By the age of 13, the young Terry Deakin was already reading Greek poetry in the original. He is said to have claimed that one of his main motivations for learning ancient Greek was to be able to read Sappho in her original language. In 1990, he published a translation of her works after rejecting earlier renditions as “dull and distorted reflexions”.
Terence Duquesne was active in the Libertarian movement; in 1986 he published Illicit Drugs: Myth And Reality for the Libertarian Alliance. This was presented to the House of Commons Home Affairs Select Committee.
He was also a practising pagan, and in his will dated June 8, 2004, he directed “on no account shall my body be buried or the ashes from my cremation be placed in ground consecrated to the Christian religion”. His patron deity was Anubis, the jackal-headed God of the Dead, and it is hardly surprising that he should have published a new translation of the Egyptian Book Of The Dead.
By the end of his life, he would celebrate each Pagan festival of the year by writing a new poem which he would circulate to his friends.

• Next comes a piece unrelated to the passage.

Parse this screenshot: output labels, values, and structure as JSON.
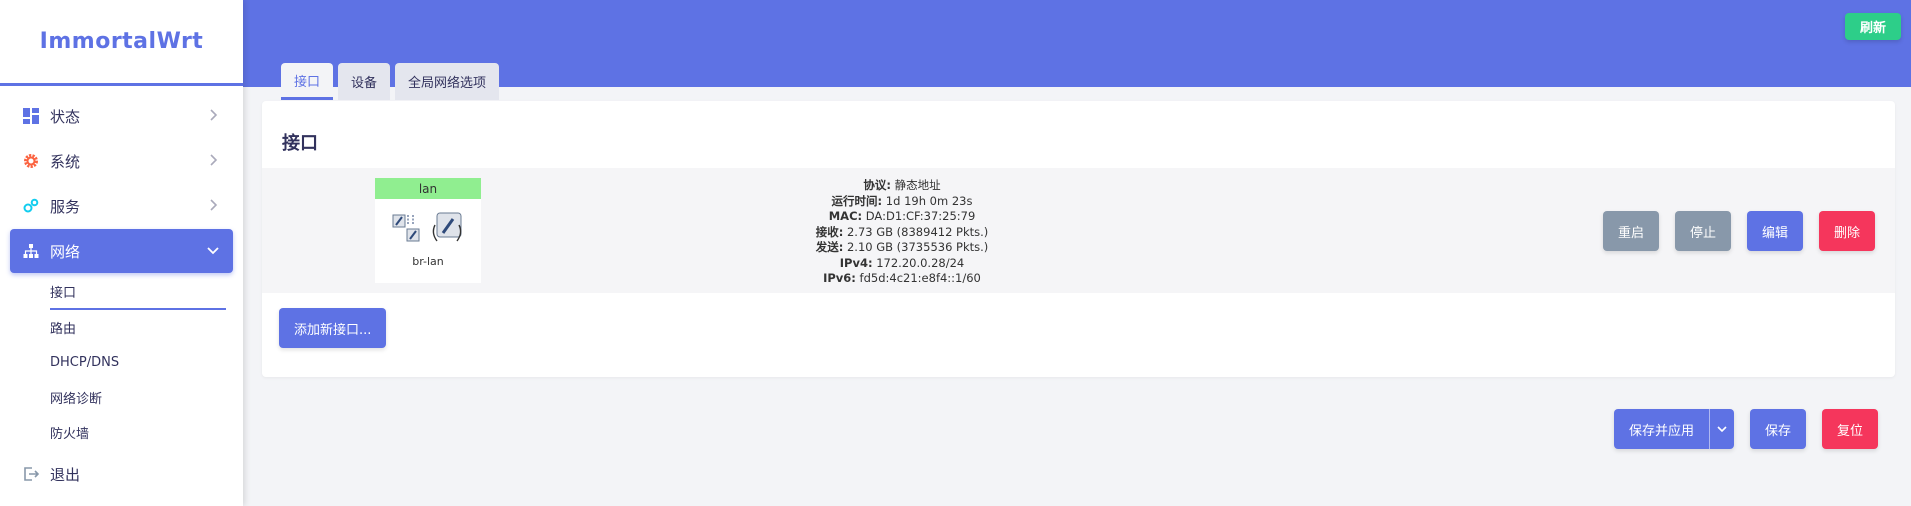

At the time of his death, he was working on a new edition of The Poems Of Sappho, and on the second volume of The Jackal Divinities Of Egypt, the first edition of the latter was published in 2005; the new edition of the former is being finalised and will be published soon.
Although he had at least one long term relationship, James Terence Duquesne never married. He left the bulk of his estate to a fellow author, and “my unpublished research notes and other unpublished materials in the field of Egyptology to the Griffith Institute, Ashmolean Museum, Oxford”.